Writers: Alfred Gough, Miles
Cinematographer: Simon Duggan
Starring: Brendan Fraser, Jet
Li, Michelle Yeoh, Maria Bello
Studio/Run Time: Universal, 112
The best thing that can be said for the
third Mummy movie is that it is slightly better than the new
Indiana Jones movie, though that's more of a slap in the face
to George Lucas than a kiss on the Mummy's cheek. When Alex
(Luke Ford), son of hero Rick O'Connell (Brendan Fraser), uncovers
the dusty tomb of the Chinese Dragon Emperor, he triggers the sort of
cascading traps often found in movieland burial sites. Sure, they're
all cribbed from the first three Indy movies, but they're at least

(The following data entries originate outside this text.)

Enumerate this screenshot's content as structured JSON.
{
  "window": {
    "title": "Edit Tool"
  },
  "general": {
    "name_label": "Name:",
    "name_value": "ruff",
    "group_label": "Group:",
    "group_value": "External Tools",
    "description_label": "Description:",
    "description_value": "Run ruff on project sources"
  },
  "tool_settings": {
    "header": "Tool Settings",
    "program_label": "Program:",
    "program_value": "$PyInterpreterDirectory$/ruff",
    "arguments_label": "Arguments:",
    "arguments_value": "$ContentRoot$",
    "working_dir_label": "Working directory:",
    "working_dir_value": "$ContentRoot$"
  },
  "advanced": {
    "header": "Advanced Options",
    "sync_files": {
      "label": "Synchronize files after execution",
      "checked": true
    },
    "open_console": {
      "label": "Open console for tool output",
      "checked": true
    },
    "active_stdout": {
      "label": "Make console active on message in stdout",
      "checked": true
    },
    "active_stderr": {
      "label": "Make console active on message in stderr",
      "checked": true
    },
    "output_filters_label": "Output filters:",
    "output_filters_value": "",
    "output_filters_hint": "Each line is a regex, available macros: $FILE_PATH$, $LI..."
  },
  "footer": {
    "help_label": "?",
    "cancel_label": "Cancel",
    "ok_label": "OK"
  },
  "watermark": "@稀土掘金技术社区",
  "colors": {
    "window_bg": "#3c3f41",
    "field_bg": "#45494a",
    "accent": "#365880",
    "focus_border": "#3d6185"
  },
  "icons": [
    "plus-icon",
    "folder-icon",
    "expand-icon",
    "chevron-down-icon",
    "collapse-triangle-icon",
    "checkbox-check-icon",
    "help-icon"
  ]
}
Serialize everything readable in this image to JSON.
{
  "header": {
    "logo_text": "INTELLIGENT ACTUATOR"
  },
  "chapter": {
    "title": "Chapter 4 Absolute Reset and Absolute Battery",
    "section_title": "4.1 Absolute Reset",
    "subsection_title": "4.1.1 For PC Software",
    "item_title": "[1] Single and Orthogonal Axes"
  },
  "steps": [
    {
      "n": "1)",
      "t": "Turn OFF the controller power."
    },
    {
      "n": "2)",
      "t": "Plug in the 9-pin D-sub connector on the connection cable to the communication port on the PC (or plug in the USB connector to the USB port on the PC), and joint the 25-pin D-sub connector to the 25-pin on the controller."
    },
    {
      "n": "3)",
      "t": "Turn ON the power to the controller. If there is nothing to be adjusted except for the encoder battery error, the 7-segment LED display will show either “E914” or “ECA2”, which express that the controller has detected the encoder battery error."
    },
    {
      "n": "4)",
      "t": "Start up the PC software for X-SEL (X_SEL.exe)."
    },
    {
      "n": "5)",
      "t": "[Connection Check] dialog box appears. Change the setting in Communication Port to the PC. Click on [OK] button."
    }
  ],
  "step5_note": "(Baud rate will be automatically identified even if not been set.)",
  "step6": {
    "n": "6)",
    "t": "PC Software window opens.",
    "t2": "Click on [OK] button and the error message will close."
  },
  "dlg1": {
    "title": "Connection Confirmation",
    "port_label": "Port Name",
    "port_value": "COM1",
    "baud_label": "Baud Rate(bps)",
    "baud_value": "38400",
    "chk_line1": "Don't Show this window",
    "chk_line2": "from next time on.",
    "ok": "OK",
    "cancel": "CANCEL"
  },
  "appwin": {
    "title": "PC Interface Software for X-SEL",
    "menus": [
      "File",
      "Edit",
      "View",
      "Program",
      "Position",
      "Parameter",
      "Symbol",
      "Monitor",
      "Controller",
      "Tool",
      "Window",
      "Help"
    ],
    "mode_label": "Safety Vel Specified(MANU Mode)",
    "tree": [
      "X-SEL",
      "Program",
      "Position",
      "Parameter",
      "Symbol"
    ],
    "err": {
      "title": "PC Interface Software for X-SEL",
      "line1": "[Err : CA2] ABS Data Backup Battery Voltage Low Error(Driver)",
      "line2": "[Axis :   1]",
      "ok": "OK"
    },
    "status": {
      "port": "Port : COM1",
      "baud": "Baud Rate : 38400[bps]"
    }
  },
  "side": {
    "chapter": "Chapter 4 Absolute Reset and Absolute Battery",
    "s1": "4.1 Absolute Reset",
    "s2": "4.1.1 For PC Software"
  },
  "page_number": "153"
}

presented with the verve Crystal Skull lacked.
The emperor is Han (Jet Li), who
attempted to forcefully unite China 2,000 years ago before being
cursed by a woman (Michelle Yeoh) in love with his premier general.
In classic adventure movie style, the original tomb opening leads to
a chain of setpieces involving several Yeti, Han's cursed form (a
mummy cast in terra cotta) and a battle between his clay-cast army
and Yeoh's fighters resurrected from beneath the Great Wall of China.
The highlight here should be the
interaction between fight stars Jet Li and Michelle Yeoh, and their
battle might have been legendary if filmed 15 years ago in Hong Kong.
But Li got more action in one scene of Hero than in this
entire movie, and his confrontation with Yeoh is rote. Neither does
director Rob Cohen understand how to use the perfectly malicious
character actor Anthony Wong or Maria Bello, recruited to stand in
for the departed Rachel Weisz.
Then again, Cohen doesn't show much
facility for anything at all, and the film's early energy fades
quickly. He relies heavily on Fraser's mugging to carry a shrill feud
between the elder and younger O'Connell and on heavy doses of
slapdash CGI to adhere one setpiece to the next. Consistency?
Tension? Wit? Forget about it. Each might as well be buried in a
separate chamber underneath some foreboding desert. If we're lucky,
the inevitable fourth Mummy movie might attempt to dig up and